Climate, war and capital are coalescing to create a tipping point for the reinsurance market

According to Howden’s Reinsurance Market Report, heightened volatility caused by various aspects of the current risk landscape has led the market to harden in several areas to a degree not seen since 2006.

With unexpected losses from Ukraine coming fast on the heels of COVID-19, and reported claims to date for the former only representing a fraction of ultimate loss projections, reinsurers’ exposure to loss aggregation in the modern risk landscape has contributed to the transitioning reinsurance cycle in 2022.

Climate, war and capital are coalescing to create a tipping point for the reinsurance market. Pressures are particularly acute in the property-catastrophe space, says Howden, where reduced capital inflows, rising inflation, and a succession of expensive climate change-related secondary peril losses have strengthened reinsurers’ resolve to demand higher returns.

The property-catastrophe market is currently in the eye of a price, risk, and supply chain storm.

The environment of excess capital that persisted for most of the last decade has been replaced by a capacity crunch and increased demand. Pricing and risk appetites are responding accordingly.

Nonetheless, capital providers’ price expectations have shifted in line with structural changes to the loss environment, meaning that 2023’s reinsurance renewal cycle is likely to see further pricing pressures, irrespective of whether the wind blows this year or not.

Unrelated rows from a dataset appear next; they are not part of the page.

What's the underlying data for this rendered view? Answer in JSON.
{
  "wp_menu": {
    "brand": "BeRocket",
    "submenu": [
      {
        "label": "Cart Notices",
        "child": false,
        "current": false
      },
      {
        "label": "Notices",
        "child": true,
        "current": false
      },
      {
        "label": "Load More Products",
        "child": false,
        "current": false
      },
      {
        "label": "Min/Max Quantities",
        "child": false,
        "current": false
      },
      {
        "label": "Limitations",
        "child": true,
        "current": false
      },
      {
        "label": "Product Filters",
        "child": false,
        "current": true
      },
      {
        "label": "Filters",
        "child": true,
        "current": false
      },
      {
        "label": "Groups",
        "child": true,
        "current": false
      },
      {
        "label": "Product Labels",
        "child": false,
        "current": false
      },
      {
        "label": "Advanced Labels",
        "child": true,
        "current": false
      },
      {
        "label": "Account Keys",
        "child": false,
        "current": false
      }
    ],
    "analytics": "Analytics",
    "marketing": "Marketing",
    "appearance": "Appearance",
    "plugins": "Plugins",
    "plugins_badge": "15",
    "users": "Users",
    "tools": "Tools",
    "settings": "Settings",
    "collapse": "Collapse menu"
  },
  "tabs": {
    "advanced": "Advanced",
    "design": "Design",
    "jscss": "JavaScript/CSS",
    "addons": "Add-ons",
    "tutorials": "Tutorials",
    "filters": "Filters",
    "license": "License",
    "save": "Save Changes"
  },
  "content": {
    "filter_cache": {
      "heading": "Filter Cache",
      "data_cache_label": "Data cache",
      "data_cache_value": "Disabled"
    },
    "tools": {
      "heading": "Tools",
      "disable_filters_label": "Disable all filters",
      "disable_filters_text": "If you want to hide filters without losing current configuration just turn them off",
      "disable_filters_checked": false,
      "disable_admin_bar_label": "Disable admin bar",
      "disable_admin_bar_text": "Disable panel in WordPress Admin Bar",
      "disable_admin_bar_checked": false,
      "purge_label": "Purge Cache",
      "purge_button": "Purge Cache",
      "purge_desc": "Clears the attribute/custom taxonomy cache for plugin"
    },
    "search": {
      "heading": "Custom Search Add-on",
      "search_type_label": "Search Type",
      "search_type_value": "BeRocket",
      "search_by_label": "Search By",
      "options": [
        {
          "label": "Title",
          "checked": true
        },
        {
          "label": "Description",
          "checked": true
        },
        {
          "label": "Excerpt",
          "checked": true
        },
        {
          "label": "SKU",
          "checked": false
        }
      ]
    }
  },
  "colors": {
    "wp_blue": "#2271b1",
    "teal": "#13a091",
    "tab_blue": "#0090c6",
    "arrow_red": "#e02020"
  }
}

It adds that differentiated capital market expertise is just one area where intermediary advice can help cedents secure the best and most cost-effective coverage available in the current environment.